_TASK DETAILS_
Please return every line below that contains the string "page".

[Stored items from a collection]
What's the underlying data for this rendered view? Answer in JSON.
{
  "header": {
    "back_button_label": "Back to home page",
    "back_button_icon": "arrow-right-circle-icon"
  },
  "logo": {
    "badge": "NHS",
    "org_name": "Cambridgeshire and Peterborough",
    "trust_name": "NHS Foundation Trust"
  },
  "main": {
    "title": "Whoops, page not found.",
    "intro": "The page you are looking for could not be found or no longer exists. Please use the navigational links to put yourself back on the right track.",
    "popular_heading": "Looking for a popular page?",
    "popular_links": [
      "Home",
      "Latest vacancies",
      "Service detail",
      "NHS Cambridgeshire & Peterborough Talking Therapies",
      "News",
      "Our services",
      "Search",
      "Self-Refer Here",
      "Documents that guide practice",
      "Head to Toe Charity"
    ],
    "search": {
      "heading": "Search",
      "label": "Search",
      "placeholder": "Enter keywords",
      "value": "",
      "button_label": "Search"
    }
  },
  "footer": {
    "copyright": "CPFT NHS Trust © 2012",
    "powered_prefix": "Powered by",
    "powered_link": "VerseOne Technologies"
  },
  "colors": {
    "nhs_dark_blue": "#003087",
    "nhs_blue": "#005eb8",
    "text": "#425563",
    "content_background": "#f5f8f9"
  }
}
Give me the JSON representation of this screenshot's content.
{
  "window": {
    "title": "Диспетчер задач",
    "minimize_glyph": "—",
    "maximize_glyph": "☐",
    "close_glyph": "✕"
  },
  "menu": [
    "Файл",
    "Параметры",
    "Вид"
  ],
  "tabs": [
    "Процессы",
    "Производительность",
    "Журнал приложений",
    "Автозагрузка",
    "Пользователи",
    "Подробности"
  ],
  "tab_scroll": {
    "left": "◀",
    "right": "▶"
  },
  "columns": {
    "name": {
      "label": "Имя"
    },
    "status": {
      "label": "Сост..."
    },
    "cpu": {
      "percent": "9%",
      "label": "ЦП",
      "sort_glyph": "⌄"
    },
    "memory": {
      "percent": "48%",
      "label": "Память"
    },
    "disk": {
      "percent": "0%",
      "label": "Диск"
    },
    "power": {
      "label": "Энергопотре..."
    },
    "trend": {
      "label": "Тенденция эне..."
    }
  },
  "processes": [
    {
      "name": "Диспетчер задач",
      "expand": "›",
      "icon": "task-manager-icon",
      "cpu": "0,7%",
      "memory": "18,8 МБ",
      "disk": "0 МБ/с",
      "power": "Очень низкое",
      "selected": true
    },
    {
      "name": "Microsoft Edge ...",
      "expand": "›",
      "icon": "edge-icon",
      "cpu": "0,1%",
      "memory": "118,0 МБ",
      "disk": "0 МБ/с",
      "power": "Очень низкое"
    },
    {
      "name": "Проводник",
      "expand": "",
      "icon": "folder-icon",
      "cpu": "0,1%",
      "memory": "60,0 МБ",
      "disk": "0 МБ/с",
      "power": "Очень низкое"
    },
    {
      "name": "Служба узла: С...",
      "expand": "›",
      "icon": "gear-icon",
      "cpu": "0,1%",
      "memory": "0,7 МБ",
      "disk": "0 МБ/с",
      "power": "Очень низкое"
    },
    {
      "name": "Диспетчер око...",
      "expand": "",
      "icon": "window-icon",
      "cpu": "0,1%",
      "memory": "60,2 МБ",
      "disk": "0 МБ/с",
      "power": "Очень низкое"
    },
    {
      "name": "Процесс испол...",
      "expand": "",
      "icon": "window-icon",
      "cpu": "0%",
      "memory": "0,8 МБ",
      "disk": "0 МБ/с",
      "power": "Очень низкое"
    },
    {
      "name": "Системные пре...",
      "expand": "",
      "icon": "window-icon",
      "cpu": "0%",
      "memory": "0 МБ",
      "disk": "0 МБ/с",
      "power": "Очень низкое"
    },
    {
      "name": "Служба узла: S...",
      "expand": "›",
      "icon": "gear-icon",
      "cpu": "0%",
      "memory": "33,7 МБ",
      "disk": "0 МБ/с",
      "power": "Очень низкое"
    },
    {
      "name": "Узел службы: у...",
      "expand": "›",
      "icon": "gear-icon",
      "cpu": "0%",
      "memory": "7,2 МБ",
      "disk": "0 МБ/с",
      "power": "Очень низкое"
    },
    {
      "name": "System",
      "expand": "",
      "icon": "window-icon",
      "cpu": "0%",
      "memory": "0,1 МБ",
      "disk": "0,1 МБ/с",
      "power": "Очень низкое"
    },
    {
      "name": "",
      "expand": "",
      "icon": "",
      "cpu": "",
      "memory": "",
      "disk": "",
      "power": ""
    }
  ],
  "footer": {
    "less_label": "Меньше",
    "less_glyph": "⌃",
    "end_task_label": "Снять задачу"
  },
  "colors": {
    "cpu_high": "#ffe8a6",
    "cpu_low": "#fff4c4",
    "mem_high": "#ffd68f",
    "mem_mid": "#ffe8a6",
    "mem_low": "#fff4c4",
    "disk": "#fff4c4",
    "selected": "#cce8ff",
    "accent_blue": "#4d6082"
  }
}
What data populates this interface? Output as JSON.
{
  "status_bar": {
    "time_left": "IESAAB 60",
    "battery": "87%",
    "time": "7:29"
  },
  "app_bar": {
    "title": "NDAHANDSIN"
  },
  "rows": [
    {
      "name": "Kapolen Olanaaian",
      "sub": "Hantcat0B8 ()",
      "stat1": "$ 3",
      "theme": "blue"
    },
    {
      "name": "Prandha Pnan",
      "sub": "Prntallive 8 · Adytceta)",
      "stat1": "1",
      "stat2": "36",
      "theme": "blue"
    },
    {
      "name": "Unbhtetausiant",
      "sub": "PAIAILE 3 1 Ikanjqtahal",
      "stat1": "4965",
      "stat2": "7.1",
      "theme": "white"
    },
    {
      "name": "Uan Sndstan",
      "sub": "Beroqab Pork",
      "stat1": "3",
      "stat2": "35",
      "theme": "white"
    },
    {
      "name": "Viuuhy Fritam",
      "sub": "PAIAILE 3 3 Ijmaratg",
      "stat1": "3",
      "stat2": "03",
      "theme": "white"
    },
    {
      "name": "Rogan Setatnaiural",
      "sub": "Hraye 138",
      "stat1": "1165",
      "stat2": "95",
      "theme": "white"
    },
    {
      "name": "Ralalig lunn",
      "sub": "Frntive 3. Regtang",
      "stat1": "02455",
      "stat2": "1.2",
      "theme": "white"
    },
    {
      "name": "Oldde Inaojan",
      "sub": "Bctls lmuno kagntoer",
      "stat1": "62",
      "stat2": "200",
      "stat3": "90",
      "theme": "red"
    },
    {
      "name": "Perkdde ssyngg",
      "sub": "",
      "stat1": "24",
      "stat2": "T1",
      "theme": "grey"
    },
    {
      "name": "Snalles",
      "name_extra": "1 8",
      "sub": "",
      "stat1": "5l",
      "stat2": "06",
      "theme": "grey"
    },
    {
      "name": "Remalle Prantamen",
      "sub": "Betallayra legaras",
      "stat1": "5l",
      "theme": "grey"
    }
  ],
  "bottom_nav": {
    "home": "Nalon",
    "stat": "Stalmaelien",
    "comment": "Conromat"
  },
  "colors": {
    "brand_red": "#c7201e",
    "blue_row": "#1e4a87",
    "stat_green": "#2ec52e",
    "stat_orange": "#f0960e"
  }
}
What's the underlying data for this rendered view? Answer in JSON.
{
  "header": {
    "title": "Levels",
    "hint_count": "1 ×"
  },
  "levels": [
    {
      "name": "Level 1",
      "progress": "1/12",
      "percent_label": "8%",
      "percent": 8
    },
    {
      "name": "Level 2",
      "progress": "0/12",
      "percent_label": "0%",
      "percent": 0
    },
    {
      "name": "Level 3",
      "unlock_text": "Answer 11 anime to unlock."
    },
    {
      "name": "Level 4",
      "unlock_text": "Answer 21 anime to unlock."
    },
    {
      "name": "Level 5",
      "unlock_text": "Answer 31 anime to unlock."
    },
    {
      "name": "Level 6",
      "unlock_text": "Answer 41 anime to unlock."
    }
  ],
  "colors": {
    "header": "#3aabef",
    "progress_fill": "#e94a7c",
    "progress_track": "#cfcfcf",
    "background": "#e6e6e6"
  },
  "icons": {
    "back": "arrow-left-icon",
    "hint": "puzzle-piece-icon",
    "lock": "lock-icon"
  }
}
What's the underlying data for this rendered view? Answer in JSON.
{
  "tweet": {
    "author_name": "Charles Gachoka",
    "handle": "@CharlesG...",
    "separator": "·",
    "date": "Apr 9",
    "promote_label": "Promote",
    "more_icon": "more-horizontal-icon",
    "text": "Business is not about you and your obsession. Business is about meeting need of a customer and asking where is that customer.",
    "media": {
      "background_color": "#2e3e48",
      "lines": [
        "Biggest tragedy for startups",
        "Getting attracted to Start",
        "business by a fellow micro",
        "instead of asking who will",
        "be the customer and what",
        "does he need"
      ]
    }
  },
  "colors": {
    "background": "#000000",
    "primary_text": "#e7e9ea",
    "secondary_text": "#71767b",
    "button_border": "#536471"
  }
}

_SOLUTION FOR THIS EXERCISE_
    "back_button_label": "Back to home page",
    "title": "Whoops, page not found.",
    "intro": "The page you are looking for could not be found or no longer exists. Please use the navigational links to put yourself back on the right track.",
    "popular_heading": "Looking for a popular page?",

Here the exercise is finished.